[Data items]
──────

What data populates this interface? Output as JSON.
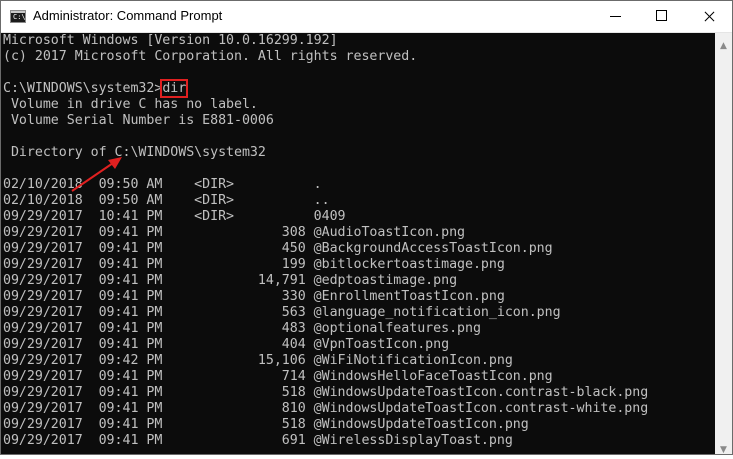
{
  "window": {
    "title": "Administrator: Command Prompt",
    "icon": "cmd-icon",
    "controls": [
      "minimize-icon",
      "maximize-icon",
      "close-icon"
    ]
  },
  "console": {
    "lines": [
      "Microsoft Windows [Version 10.0.16299.192]",
      "(c) 2017 Microsoft Corporation. All rights reserved.",
      "",
      "C:\\WINDOWS\\system32>dir",
      " Volume in drive C has no label.",
      " Volume Serial Number is E881-0006",
      "",
      " Directory of C:\\WINDOWS\\system32",
      "",
      "02/10/2018  09:50 AM    <DIR>          .",
      "02/10/2018  09:50 AM    <DIR>          ..",
      "09/29/2017  10:41 PM    <DIR>          0409",
      "09/29/2017  09:41 PM               308 @AudioToastIcon.png",
      "09/29/2017  09:41 PM               450 @BackgroundAccessToastIcon.png",
      "09/29/2017  09:41 PM               199 @bitlockertoastimage.png",
      "09/29/2017  09:41 PM            14,791 @edptoastimage.png",
      "09/29/2017  09:41 PM               330 @EnrollmentToastIcon.png",
      "09/29/2017  09:41 PM               563 @language_notification_icon.png",
      "09/29/2017  09:41 PM               483 @optionalfeatures.png",
      "09/29/2017  09:41 PM               404 @VpnToastIcon.png",
      "09/29/2017  09:42 PM            15,106 @WiFiNotificationIcon.png",
      "09/29/2017  09:41 PM               714 @WindowsHelloFaceToastIcon.png",
      "09/29/2017  09:41 PM               518 @WindowsUpdateToastIcon.contrast-black.png",
      "09/29/2017  09:41 PM               810 @WindowsUpdateToastIcon.contrast-white.png",
      "09/29/2017  09:41 PM               518 @WindowsUpdateToastIcon.png",
      "09/29/2017  09:41 PM               691 @WirelessDisplayToast.png"
    ],
    "prompt": "C:\\WINDOWS\\system32>",
    "command": "dir"
  },
  "colors": {
    "console_bg": "#0c0c0c",
    "console_text": "#c0c0c0",
    "annotation": "#e02020"
  }
}
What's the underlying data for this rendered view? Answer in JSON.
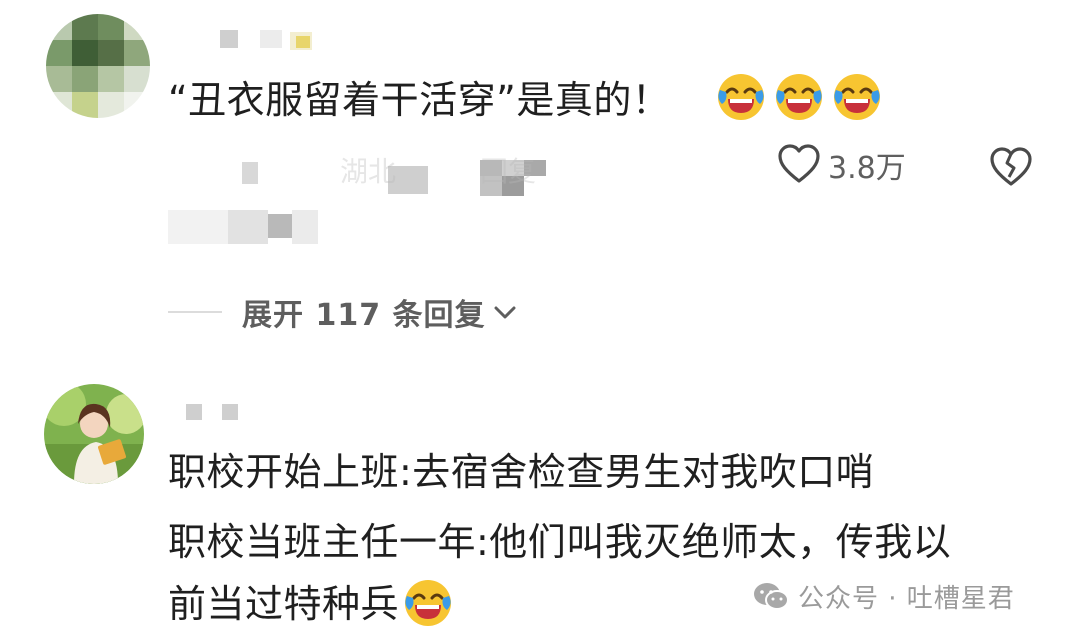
{
  "comment1": {
    "text": "“丑衣服留着干活穿”是真的！",
    "meta_fragments": [
      "湖北",
      "回复"
    ],
    "like_count": "3.8万",
    "emoji_count": 3
  },
  "replies": {
    "expand_label": "展开 117 条回复"
  },
  "comment2": {
    "lines": [
      "职校开始上班:去宿舍检查男生对我吹口哨",
      "职校当班主任一年:他们叫我灭绝师太，传我以",
      "前当过特种兵"
    ]
  },
  "watermark": {
    "text": "公众号 · 吐槽星君"
  },
  "colors": {
    "emoji_face": "#f7c531",
    "emoji_tear": "#3a9be8",
    "emoji_mouth": "#c8303a",
    "muted_text": "#5f5f5f"
  }
}
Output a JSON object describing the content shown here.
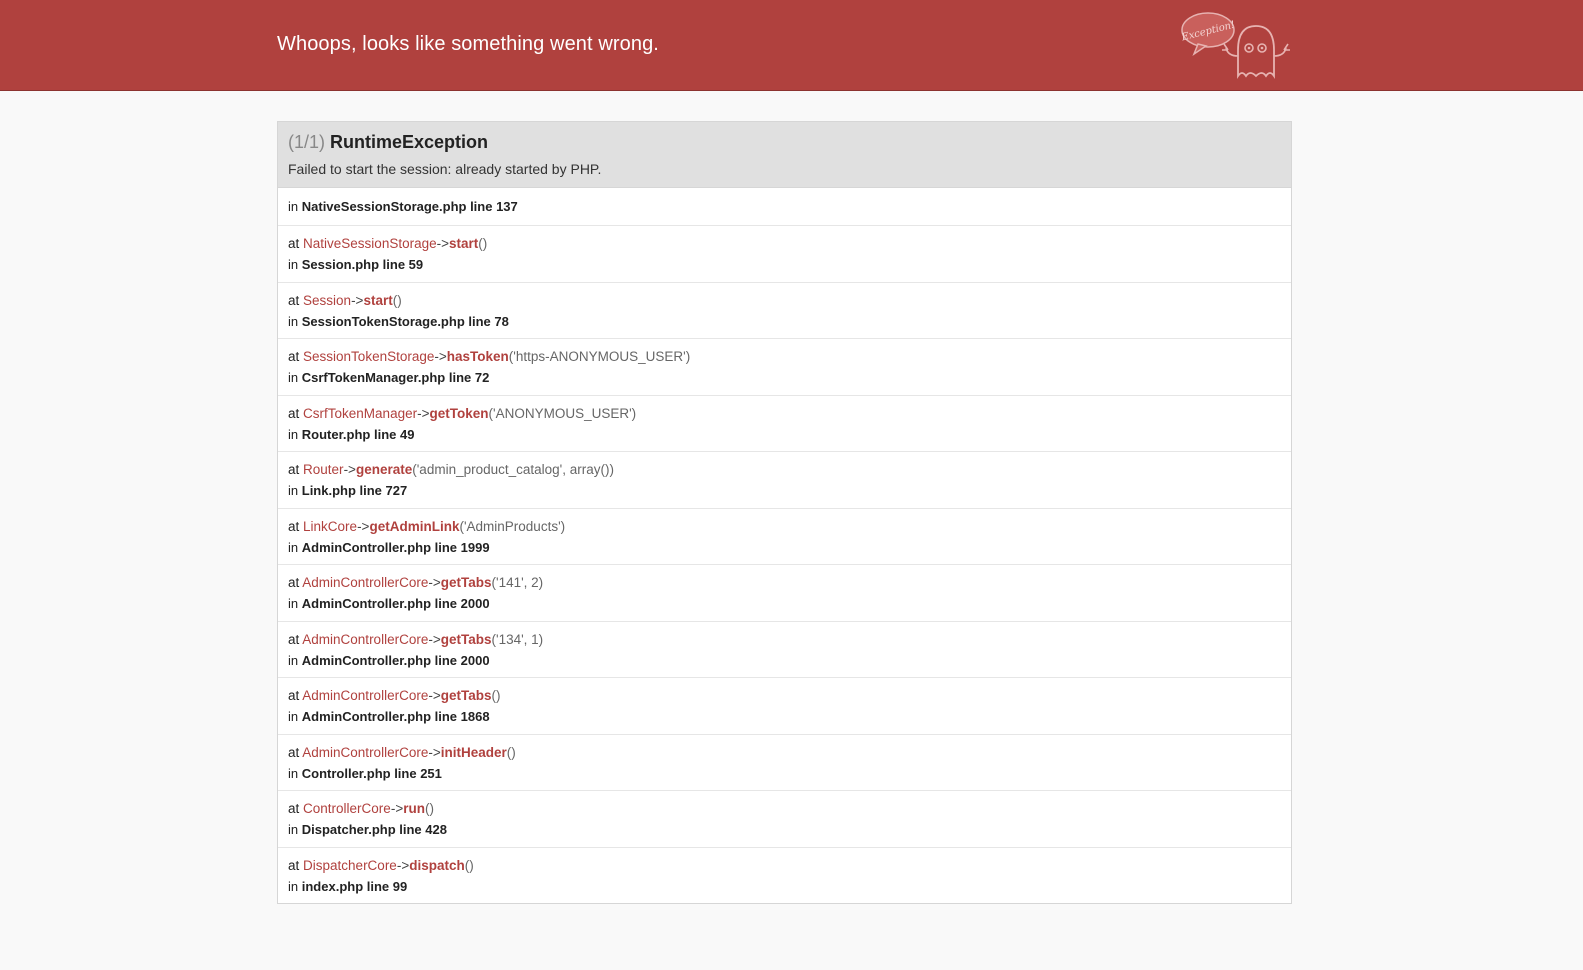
{
  "header": {
    "title": "Whoops, looks like something went wrong.",
    "badge": "Exception!"
  },
  "exception": {
    "count": "(1/1)",
    "class": "RuntimeException",
    "message": "Failed to start the session: already started by PHP.",
    "origin": {
      "in": "in",
      "file": "NativeSessionStorage.php line 137"
    }
  },
  "trace": [
    {
      "at": "at",
      "class": "NativeSessionStorage",
      "arrow": "->",
      "method": "start",
      "args": "()",
      "in": "in",
      "file": "Session.php line 59"
    },
    {
      "at": "at",
      "class": "Session",
      "arrow": "->",
      "method": "start",
      "args": "()",
      "in": "in",
      "file": "SessionTokenStorage.php line 78"
    },
    {
      "at": "at",
      "class": "SessionTokenStorage",
      "arrow": "->",
      "method": "hasToken",
      "args": "('https-ANONYMOUS_USER')",
      "in": "in",
      "file": "CsrfTokenManager.php line 72"
    },
    {
      "at": "at",
      "class": "CsrfTokenManager",
      "arrow": "->",
      "method": "getToken",
      "args": "('ANONYMOUS_USER')",
      "in": "in",
      "file": "Router.php line 49"
    },
    {
      "at": "at",
      "class": "Router",
      "arrow": "->",
      "method": "generate",
      "args": "('admin_product_catalog', array())",
      "in": "in",
      "file": "Link.php line 727"
    },
    {
      "at": "at",
      "class": "LinkCore",
      "arrow": "->",
      "method": "getAdminLink",
      "args": "('AdminProducts')",
      "in": "in",
      "file": "AdminController.php line 1999"
    },
    {
      "at": "at",
      "class": "AdminControllerCore",
      "arrow": "->",
      "method": "getTabs",
      "args": "('141', 2)",
      "in": "in",
      "file": "AdminController.php line 2000"
    },
    {
      "at": "at",
      "class": "AdminControllerCore",
      "arrow": "->",
      "method": "getTabs",
      "args": "('134', 1)",
      "in": "in",
      "file": "AdminController.php line 2000"
    },
    {
      "at": "at",
      "class": "AdminControllerCore",
      "arrow": "->",
      "method": "getTabs",
      "args": "()",
      "in": "in",
      "file": "AdminController.php line 1868"
    },
    {
      "at": "at",
      "class": "AdminControllerCore",
      "arrow": "->",
      "method": "initHeader",
      "args": "()",
      "in": "in",
      "file": "Controller.php line 251"
    },
    {
      "at": "at",
      "class": "ControllerCore",
      "arrow": "->",
      "method": "run",
      "args": "()",
      "in": "in",
      "file": "Dispatcher.php line 428"
    },
    {
      "at": "at",
      "class": "DispatcherCore",
      "arrow": "->",
      "method": "dispatch",
      "args": "()",
      "in": "in",
      "file": "index.php line 99"
    }
  ],
  "colors": {
    "header_bg": "#b0413e",
    "accent": "#b0413e",
    "page_bg": "#f9f9f9"
  }
}
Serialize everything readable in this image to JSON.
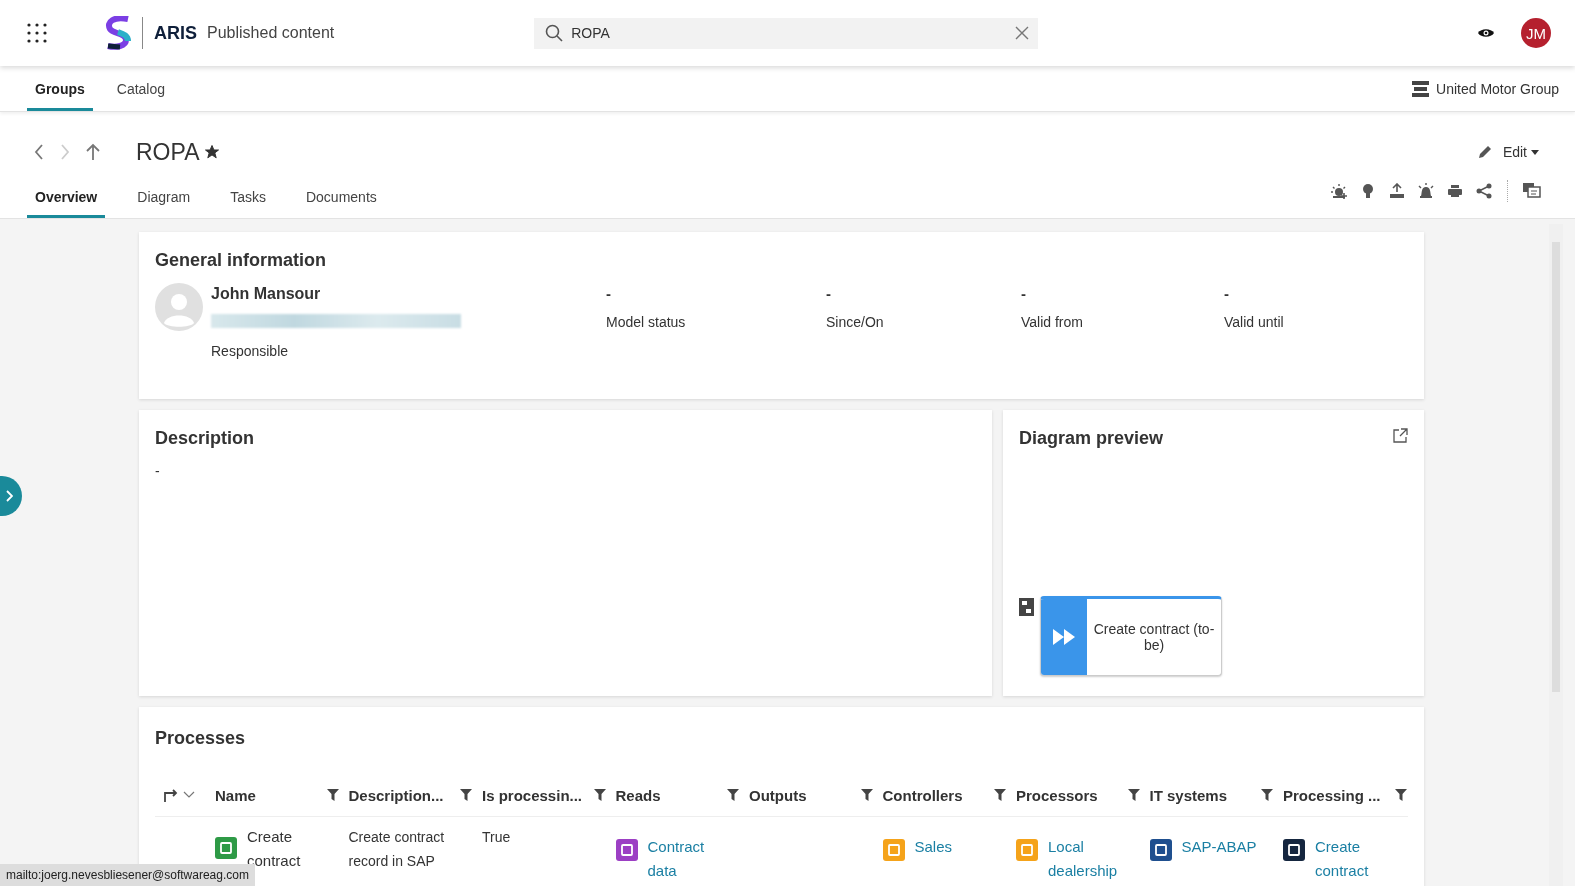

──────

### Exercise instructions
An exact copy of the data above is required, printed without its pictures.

### Task solution
What data populates this interface? Output as JSON.
{
  "window": {
    "title": "Administrator: Command Prompt",
    "icon": "cmd-icon",
    "controls": [
      "minimize-icon",
      "maximize-icon",
      "close-icon"
    ]
  },
  "console": {
    "lines": [
      "Microsoft Windows [Version 10.0.16299.192]",
      "(c) 2017 Microsoft Corporation. All rights reserved.",
      "",
      "C:\\WINDOWS\\system32>dir",
      " Volume in drive C has no label.",
      " Volume Serial Number is E881-0006",
      "",
      " Directory of C:\\WINDOWS\\system32",
      "",
      "02/10/2018  09:50 AM    <DIR>          .",
      "02/10/2018  09:50 AM    <DIR>          ..",
      "09/29/2017  10:41 PM    <DIR>          0409",
      "09/29/2017  09:41 PM               308 @AudioToastIcon.png",
      "09/29/2017  09:41 PM               450 @BackgroundAccessToastIcon.png",
      "09/29/2017  09:41 PM               199 @bitlockertoastimage.png",
      "09/29/2017  09:41 PM            14,791 @edptoastimage.png",
      "09/29/2017  09:41 PM               330 @EnrollmentToastIcon.png",
      "09/29/2017  09:41 PM               563 @language_notification_icon.png",
      "09/29/2017  09:41 PM               483 @optionalfeatures.png",
      "09/29/2017  09:41 PM               404 @VpnToastIcon.png",
      "09/29/2017  09:42 PM            15,106 @WiFiNotificationIcon.png",
      "09/29/2017  09:41 PM               714 @WindowsHelloFaceToastIcon.png",
      "09/29/2017  09:41 PM               518 @WindowsUpdateToastIcon.contrast-black.png",
      "09/29/2017  09:41 PM               810 @WindowsUpdateToastIcon.contrast-white.png",
      "09/29/2017  09:41 PM               518 @WindowsUpdateToastIcon.png",
      "09/29/2017  09:41 PM               691 @WirelessDisplayToast.png"
    ],
    "prompt": "C:\\WINDOWS\\system32>",
    "command": "dir"
  },
  "colors": {
    "console_bg": "#0c0c0c",
    "console_text": "#c0c0c0",
    "annotation": "#e02020"
  }
}
What's the underlying data for this rendered view? Answer in JSON.
{
  "comment1": {
    "text": "“丑衣服留着干活穿”是真的！",
    "meta_fragments": [
      "湖北",
      "回复"
    ],
    "like_count": "3.8万",
    "emoji_count": 3
  },
  "replies": {
    "expand_label": "展开 117 条回复"
  },
  "comment2": {
    "lines": [
      "职校开始上班:去宿舍检查男生对我吹口哨",
      "职校当班主任一年:他们叫我灭绝师太，传我以",
      "前当过特种兵"
    ]
  },
  "watermark": {
    "text": "公众号 · 吐槽星君"
  },
  "colors": {
    "emoji_face": "#f7c531",
    "emoji_tear": "#3a9be8",
    "emoji_mouth": "#c8303a",
    "muted_text": "#5f5f5f"
  }
}
Output a JSON object describing the content shown here.
{
  "header": {
    "title": "Whoops, looks like something went wrong.",
    "badge": "Exception!"
  },
  "exception": {
    "count": "(1/1)",
    "class": "RuntimeException",
    "message": "Failed to start the session: already started by PHP.",
    "origin": {
      "in": "in",
      "file": "NativeSessionStorage.php line 137"
    }
  },
  "trace": [
    {
      "at": "at",
      "class": "NativeSessionStorage",
      "arrow": "->",
      "method": "start",
      "args": "()",
      "in": "in",
      "file": "Session.php line 59"
    },
    {
      "at": "at",
      "class": "Session",
      "arrow": "->",
      "method": "start",
      "args": "()",
      "in": "in",
      "file": "SessionTokenStorage.php line 78"
    },
    {
      "at": "at",
      "class": "SessionTokenStorage",
      "arrow": "->",
      "method": "hasToken",
      "args": "('https-ANONYMOUS_USER')",
      "in": "in",
      "file": "CsrfTokenManager.php line 72"
    },
    {
      "at": "at",
      "class": "CsrfTokenManager",
      "arrow": "->",
      "method": "getToken",
      "args": "('ANONYMOUS_USER')",
      "in": "in",
      "file": "Router.php line 49"
    },
    {
      "at": "at",
      "class": "Router",
      "arrow": "->",
      "method": "generate",
      "args": "('admin_product_catalog', array())",
      "in": "in",
      "file": "Link.php line 727"
    },
    {
      "at": "at",
      "class": "LinkCore",
      "arrow": "->",
      "method": "getAdminLink",
      "args": "('AdminProducts')",
      "in": "in",
      "file": "AdminController.php line 1999"
    },
    {
      "at": "at",
      "class": "AdminControllerCore",
      "arrow": "->",
      "method": "getTabs",
      "args": "('141', 2)",
      "in": "in",
      "file": "AdminController.php line 2000"
    },
    {
      "at": "at",
      "class": "AdminControllerCore",
      "arrow": "->",
      "method": "getTabs",
      "args": "('134', 1)",
      "in": "in",
      "file": "AdminController.php line 2000"
    },
    {
      "at": "at",
      "class": "AdminControllerCore",
      "arrow": "->",
      "method": "getTabs",
      "args": "()",
      "in": "in",
      "file": "AdminController.php line 1868"
    },
    {
      "at": "at",
      "class": "AdminControllerCore",
      "arrow": "->",
      "method": "initHeader",
      "args": "()",
      "in": "in",
      "file": "Controller.php line 251"
    },
    {
      "at": "at",
      "class": "ControllerCore",
      "arrow": "->",
      "method": "run",
      "args": "()",
      "in": "in",
      "file": "Dispatcher.php line 428"
    },
    {
      "at": "at",
      "class": "DispatcherCore",
      "arrow": "->",
      "method": "dispatch",
      "args": "()",
      "in": "in",
      "file": "index.php line 99"
    }
  ],
  "colors": {
    "header_bg": "#b0413e",
    "accent": "#b0413e",
    "page_bg": "#f9f9f9"
  }
}
Serialize everything readable in this image to JSON.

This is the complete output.